• _HOW TO COMPLETE THIS TASK_: Your task is to count the lines of the entries below that include the word "abbr" and to give only the resulting number.

Segment Start: RECORDED INFORMATION

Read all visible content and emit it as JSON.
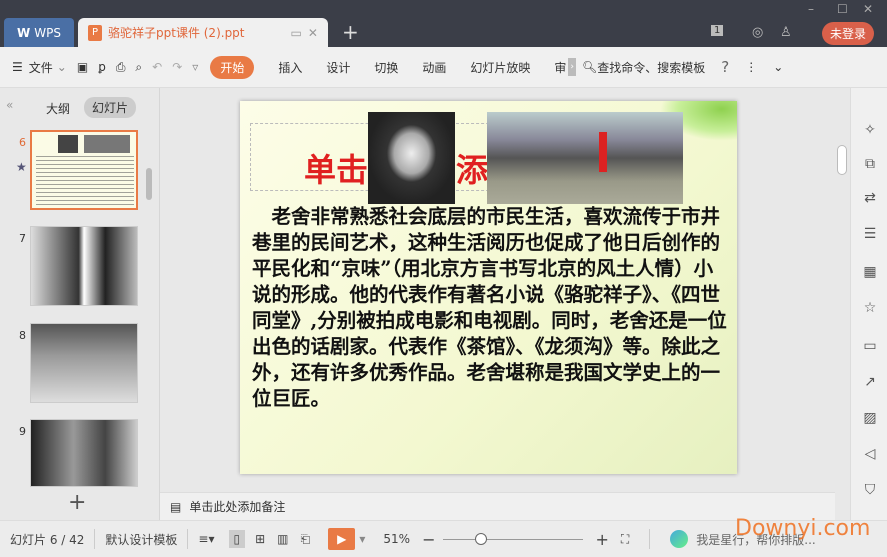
{
  "titlebar": {
    "app_tab": "WPS",
    "doc_tab": "骆驼祥子ppt课件 (2).ppt",
    "login": "未登录",
    "badge": "1"
  },
  "toolbar": {
    "file": "文件",
    "tabs": [
      "开始",
      "插入",
      "设计",
      "切换",
      "动画",
      "幻灯片放映",
      "审"
    ],
    "search": "查找命令、搜索模板",
    "help": "?"
  },
  "left_panel": {
    "tabs": [
      "大纲",
      "幻灯片"
    ],
    "slides": [
      "6",
      "7",
      "8",
      "9"
    ]
  },
  "slide": {
    "title_left": "单击",
    "title_right": "添",
    "body": "老舍非常熟悉社会底层的市民生活，喜欢流传于市井巷里的民间艺术，这种生活阅历也促成了他日后创作的平民化和“京味”（用北京方言书写北京的风土人情）小说的形成。他的代表作有著名小说《骆驼祥子》、《四世同堂》,分别被拍成电影和电视剧。同时，老舍还是一位出色的话剧家。代表作《茶馆》、《龙须沟》等。除此之外，还有许多优秀作品。老舍堪称是我国文学史上的一位巨匠。"
  },
  "notes": {
    "placeholder": "单击此处添加备注"
  },
  "status": {
    "slide_count": "幻灯片 6 / 42",
    "template": "默认设计模板",
    "zoom": "51%",
    "assistant": "我是星行，帮你排版...",
    "watermark": "Downyi.com",
    "zoom_fraction": 0.25
  },
  "colors": {
    "accent": "#e97a45",
    "title_red": "#e02020"
  }
}
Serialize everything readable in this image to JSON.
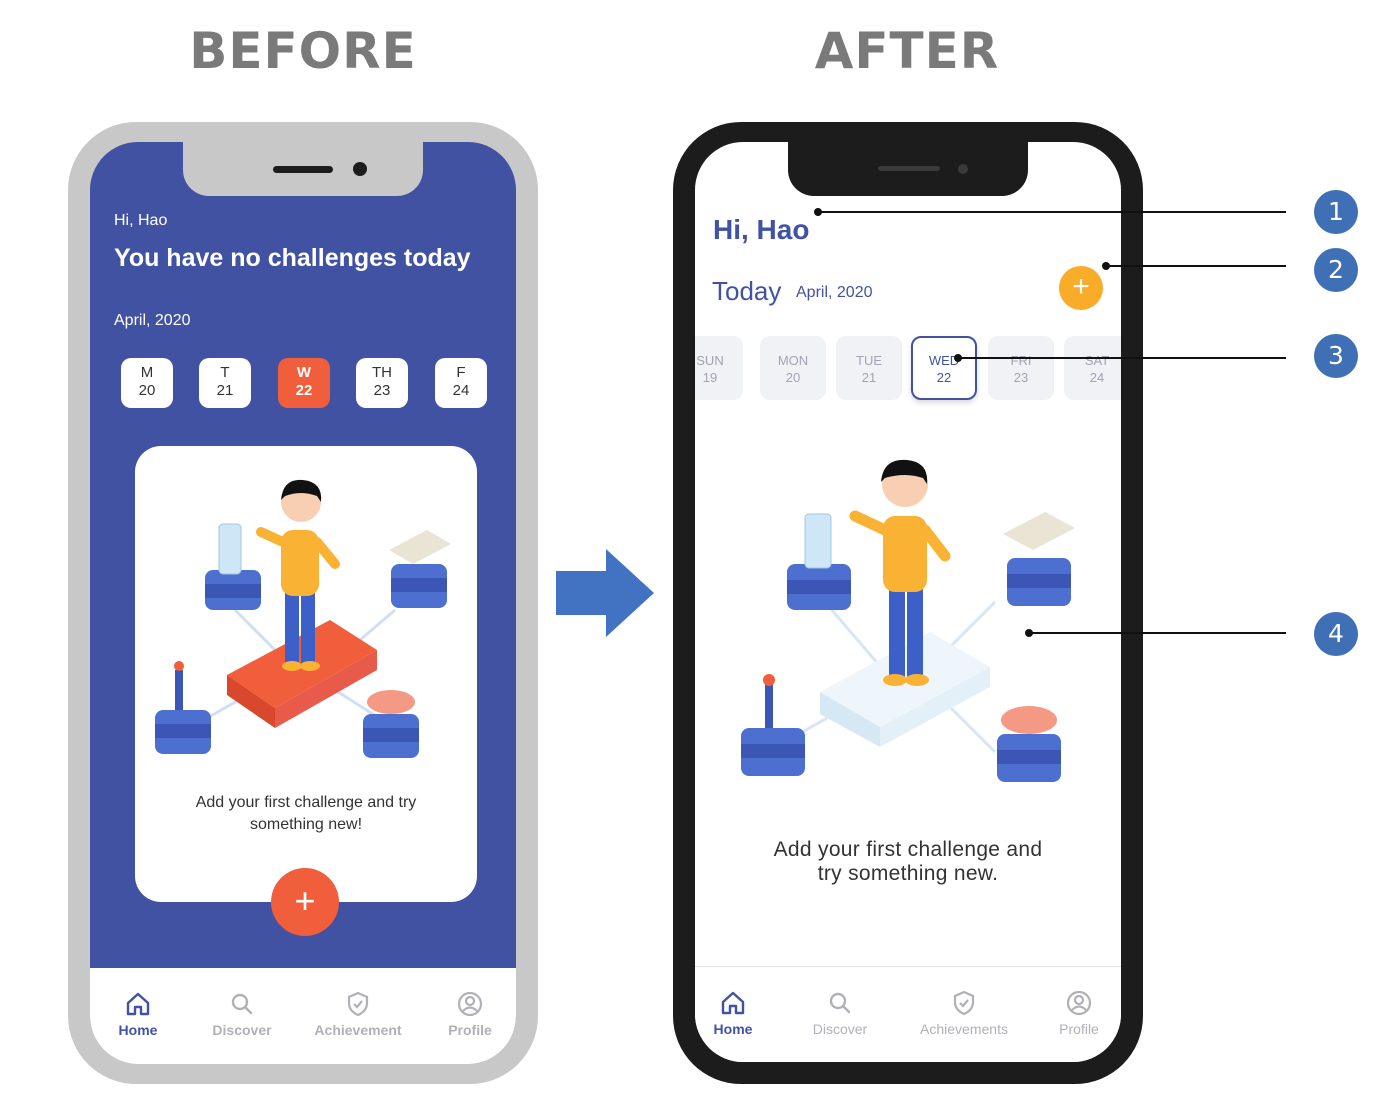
{
  "headings": {
    "before": "BEFORE",
    "after": "AFTER"
  },
  "before": {
    "greeting": "Hi, Hao",
    "title": "You have no challenges today",
    "month": "April, 2020",
    "days": [
      {
        "abbr": "M",
        "num": "20"
      },
      {
        "abbr": "T",
        "num": "21"
      },
      {
        "abbr": "W",
        "num": "22"
      },
      {
        "abbr": "TH",
        "num": "23"
      },
      {
        "abbr": "F",
        "num": "24"
      }
    ],
    "selected_day": "W 22",
    "empty_text_line1": "Add your first challenge and try",
    "empty_text_line2": "something new!",
    "add_symbol": "+",
    "tabs": [
      "Home",
      "Discover",
      "Achievement",
      "Profile"
    ],
    "active_tab": "Home",
    "colors": {
      "background": "#4152a3",
      "accent": "#f15e3b"
    }
  },
  "after": {
    "greeting": "Hi, Hao",
    "today": "Today",
    "month": "April, 2020",
    "add_symbol": "+",
    "days": [
      {
        "abbr": "SUN",
        "num": "19"
      },
      {
        "abbr": "MON",
        "num": "20"
      },
      {
        "abbr": "TUE",
        "num": "21"
      },
      {
        "abbr": "WED",
        "num": "22"
      },
      {
        "abbr": "FRI",
        "num": "23"
      },
      {
        "abbr": "SAT",
        "num": "24"
      }
    ],
    "selected_day": "WED 22",
    "empty_text_line1": "Add your first challenge and",
    "empty_text_line2": "try something new.",
    "tabs": [
      "Home",
      "Discover",
      "Achievements",
      "Profile"
    ],
    "active_tab": "Home",
    "colors": {
      "primary": "#4152a3",
      "accent": "#f9ac2a"
    }
  },
  "callouts": [
    "1",
    "2",
    "3",
    "4"
  ]
}
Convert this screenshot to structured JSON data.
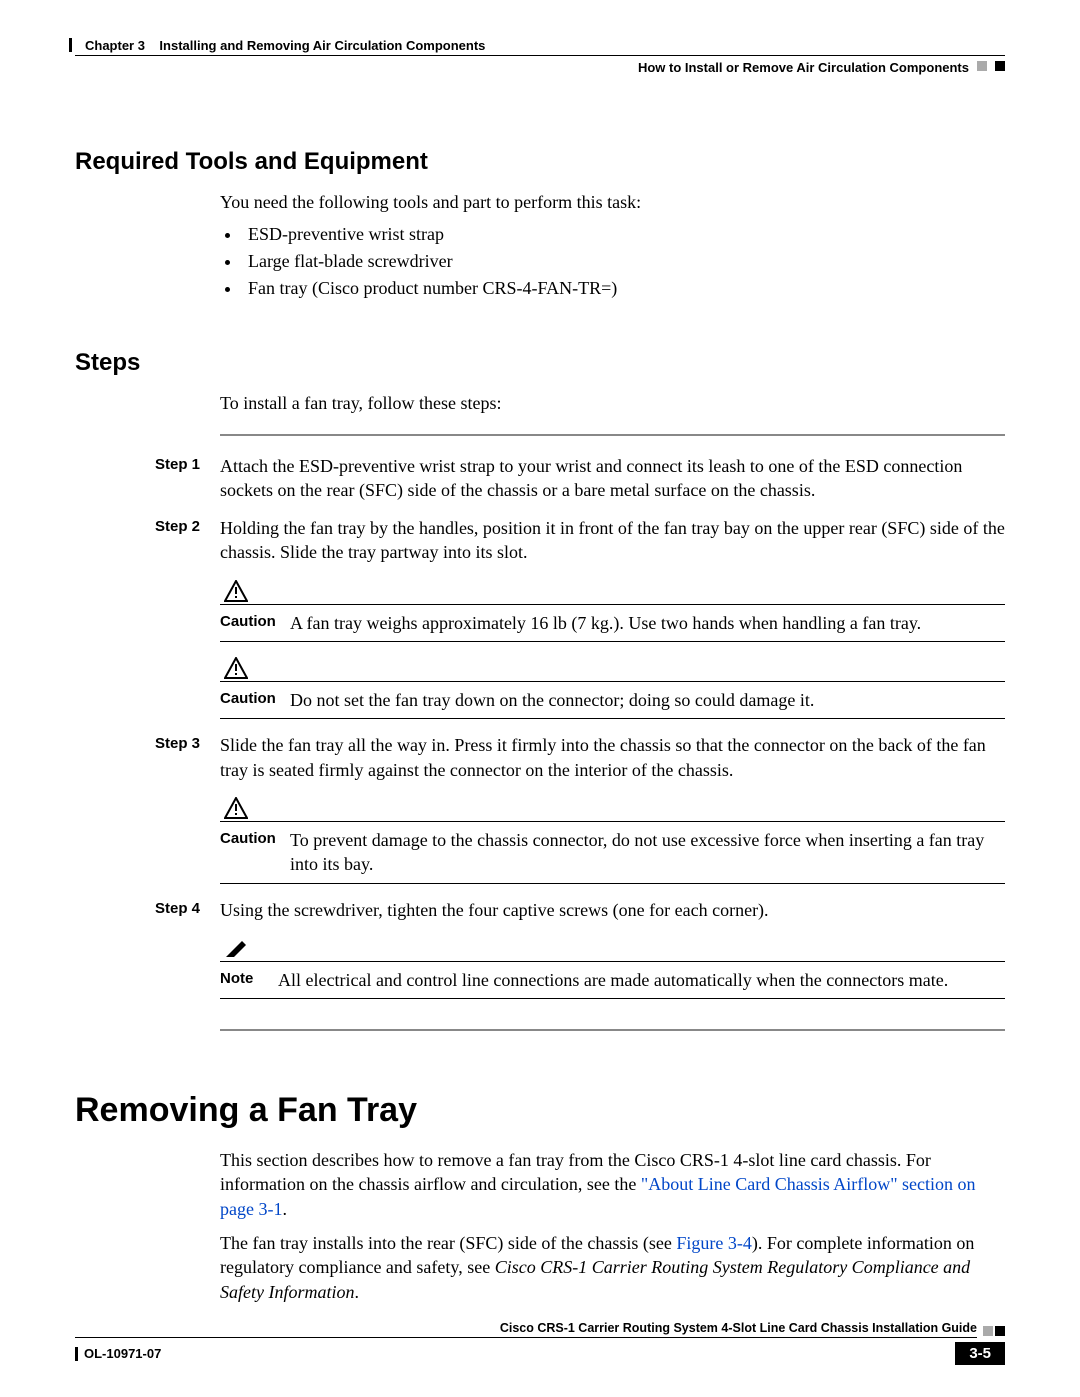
{
  "header": {
    "chapter_label": "Chapter 3",
    "chapter_title": "Installing and Removing Air Circulation Components",
    "section_title": "How to Install or Remove Air Circulation Components"
  },
  "tools": {
    "heading": "Required Tools and Equipment",
    "intro": "You need the following tools and part to perform this task:",
    "items": [
      "ESD-preventive wrist strap",
      "Large flat-blade screwdriver",
      "Fan tray (Cisco product number CRS-4-FAN-TR=)"
    ]
  },
  "steps": {
    "heading": "Steps",
    "intro": "To install a fan tray, follow these steps:",
    "list": [
      {
        "label": "Step 1",
        "text": "Attach the ESD-preventive wrist strap to your wrist and connect its leash to one of the ESD connection sockets on the rear (SFC) side of the chassis or a bare metal surface on the chassis."
      },
      {
        "label": "Step 2",
        "text": "Holding the fan tray by the handles, position it in front of the fan tray bay on the upper rear (SFC) side of the chassis. Slide the tray partway into its slot."
      },
      {
        "label": "Step 3",
        "text": "Slide the fan tray all the way in. Press it firmly into the chassis so that the connector on the back of the fan tray is seated firmly against the connector on the interior of the chassis."
      },
      {
        "label": "Step 4",
        "text": "Using the screwdriver, tighten the four captive screws (one for each corner)."
      }
    ],
    "caution_label": "Caution",
    "note_label": "Note",
    "caution1": "A fan tray weighs approximately 16 lb (7 kg.). Use two hands when handling a fan tray.",
    "caution2": "Do not set the fan tray down on the connector; doing so could damage it.",
    "caution3": "To prevent damage to the chassis connector, do not use excessive force when inserting a fan tray into its bay.",
    "note1": "All electrical and control line connections are made automatically when the connectors mate."
  },
  "removing": {
    "heading": "Removing a Fan Tray",
    "p1a": "This section describes how to remove a fan tray from the Cisco CRS-1 4-slot line card chassis. For information on the chassis airflow and circulation, see the ",
    "p1_link": "\"About Line Card Chassis Airflow\" section on page 3-1",
    "p1b": ".",
    "p2a": "The fan tray installs into the rear (SFC) side of the chassis (see ",
    "p2_link": "Figure 3-4",
    "p2b": "). For complete information on regulatory compliance and safety, see ",
    "p2_italic": "Cisco CRS-1 Carrier Routing System Regulatory Compliance and Safety Information",
    "p2c": "."
  },
  "footer": {
    "guide_title": "Cisco CRS-1 Carrier Routing System 4-Slot Line Card Chassis Installation Guide",
    "doc_number": "OL-10971-07",
    "page": "3-5"
  }
}
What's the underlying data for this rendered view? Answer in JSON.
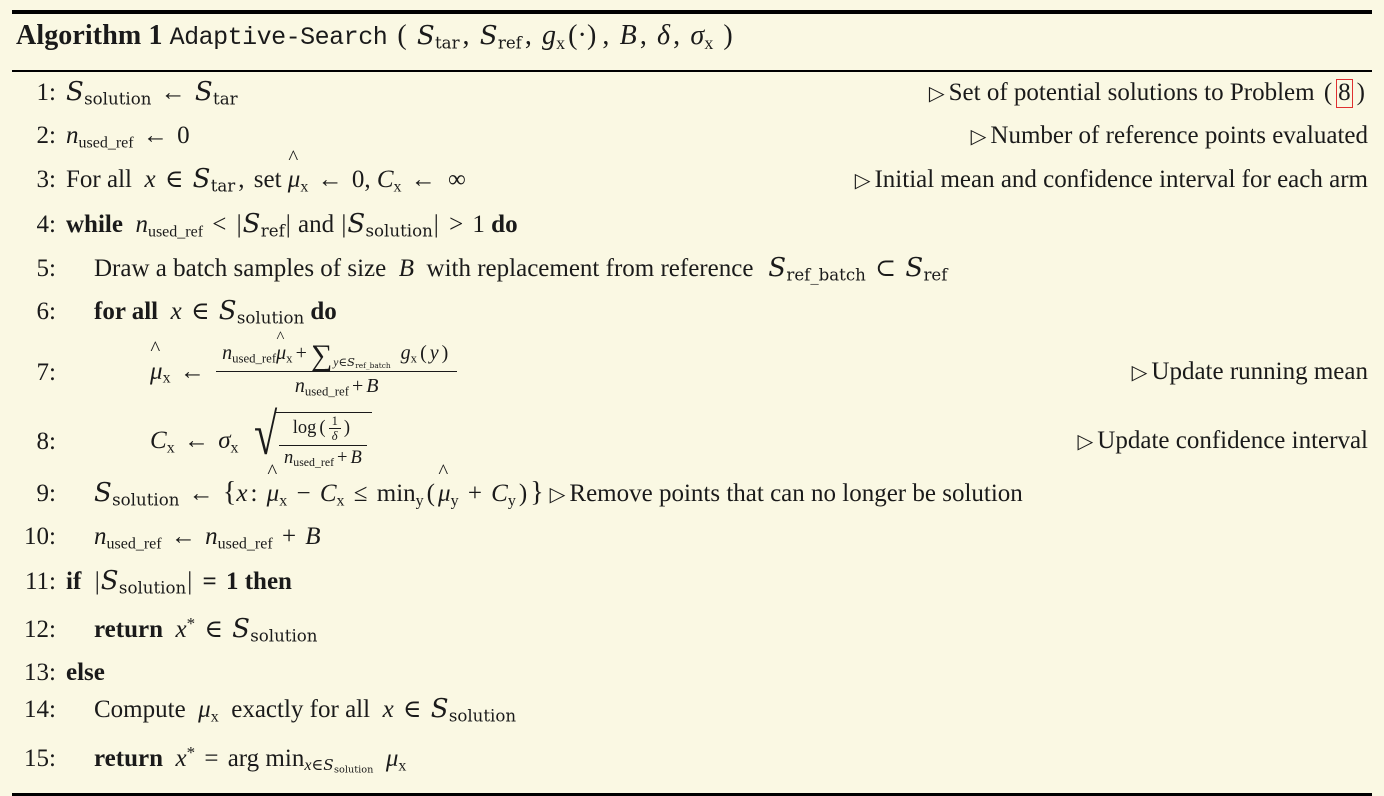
{
  "document": {
    "kind": "algorithm-pseudocode-float",
    "background_color": "#faf8e3",
    "text_color": "#1a1a1a",
    "link_box_color": "#e03030"
  },
  "title": {
    "label": "Algorithm",
    "number": "1",
    "procedure_name": "Adaptive-Search",
    "open_paren": "(",
    "close_paren": ")",
    "args": [
      {
        "base": "S",
        "sub": "tar",
        "sep": ","
      },
      {
        "base": "S",
        "sub": "ref",
        "sep": ","
      },
      {
        "base": "g",
        "sub": "x",
        "extra": "(·)",
        "sep": ","
      },
      {
        "base": "B",
        "sub": "",
        "sep": ","
      },
      {
        "base": "δ",
        "sub": "",
        "sep": ","
      },
      {
        "base": "σ",
        "sub": "x",
        "sep": ""
      }
    ]
  },
  "lines": [
    {
      "n": "1:",
      "indent": 0,
      "comment": "Set of potential solutions to Problem",
      "comment_ref": "8",
      "code_plain": "S_solution ← S_tar"
    },
    {
      "n": "2:",
      "indent": 0,
      "comment": "Number of reference points evaluated",
      "code_plain": "n_used_ref ← 0"
    },
    {
      "n": "3:",
      "indent": 0,
      "comment": "Initial mean and confidence interval for each arm",
      "code_plain": "For all x ∈ S_tar, set μ̂_x ← 0, C_x ← ∞",
      "words": {
        "for_all": "For all",
        "set": "set"
      }
    },
    {
      "n": "4:",
      "indent": 0,
      "comment": "",
      "code_plain": "while n_used_ref < |S_ref| and |S_solution| > 1 do",
      "words": {
        "while": "while",
        "and": "and",
        "do": "do"
      }
    },
    {
      "n": "5:",
      "indent": 1,
      "comment": "",
      "code_plain": "Draw a batch samples of size B with replacement from reference S_ref_batch ⊂ S_ref",
      "words": {
        "t1": "Draw a batch samples of size",
        "t2": "with replacement from reference"
      }
    },
    {
      "n": "6:",
      "indent": 1,
      "comment": "",
      "code_plain": "for all x ∈ S_solution do",
      "words": {
        "for_all": "for all",
        "do": "do"
      }
    },
    {
      "n": "7:",
      "indent": 3,
      "comment": "Update running mean",
      "code_plain": "μ̂_x ← ( n_used_ref μ̂_x + Σ_{y∈S_ref_batch} g_x(y) ) / ( n_used_ref + B )"
    },
    {
      "n": "8:",
      "indent": 3,
      "comment": "Update confidence interval",
      "code_plain": "C_x ← σ_x √( log(1/δ) / (n_used_ref + B) )"
    },
    {
      "n": "9:",
      "indent": 1,
      "comment": "Remove points that can no longer be solution",
      "comment_inline": true,
      "code_plain": "S_solution ← { x : μ̂_x − C_x ≤ min_y(μ̂_y + C_y) }"
    },
    {
      "n": "10:",
      "indent": 1,
      "comment": "",
      "code_plain": "n_used_ref ← n_used_ref + B"
    },
    {
      "n": "11:",
      "indent": 0,
      "comment": "",
      "code_plain": "if |S_solution| = 1 then",
      "words": {
        "if": "if",
        "then": "then"
      }
    },
    {
      "n": "12:",
      "indent": 1,
      "comment": "",
      "code_plain": "return x* ∈ S_solution",
      "words": {
        "return": "return"
      }
    },
    {
      "n": "13:",
      "indent": 0,
      "comment": "",
      "code_plain": "else",
      "words": {
        "else": "else"
      }
    },
    {
      "n": "14:",
      "indent": 1,
      "comment": "",
      "code_plain": "Compute μ_x exactly for all x ∈ S_solution",
      "words": {
        "t1": "Compute",
        "t2": "exactly for all"
      }
    },
    {
      "n": "15:",
      "indent": 1,
      "comment": "",
      "code_plain": "return x* = arg min_{x∈S_solution} μ_x",
      "words": {
        "return": "return",
        "argmin": "arg min"
      }
    }
  ],
  "symbols": {
    "assign": "←",
    "in": "∈",
    "subset": "⊂",
    "infinity": "∞",
    "leq": "≤",
    "lt": "<",
    "gt": ">",
    "eq": "=",
    "plus": "+",
    "minus": "−",
    "sum": "∑",
    "triangle": "▷",
    "sigma": "σ",
    "mu": "μ",
    "delta": "δ",
    "log": "log",
    "min": "min",
    "radical": "√",
    "cdot": "·",
    "zero": "0",
    "one": "1",
    "B": "B",
    "C": "C",
    "S": "S",
    "n": "n",
    "x": "x",
    "y": "y",
    "g": "g",
    "star": "*"
  }
}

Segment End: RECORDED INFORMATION

• _RESULT OF THIS EXERCISE_: 11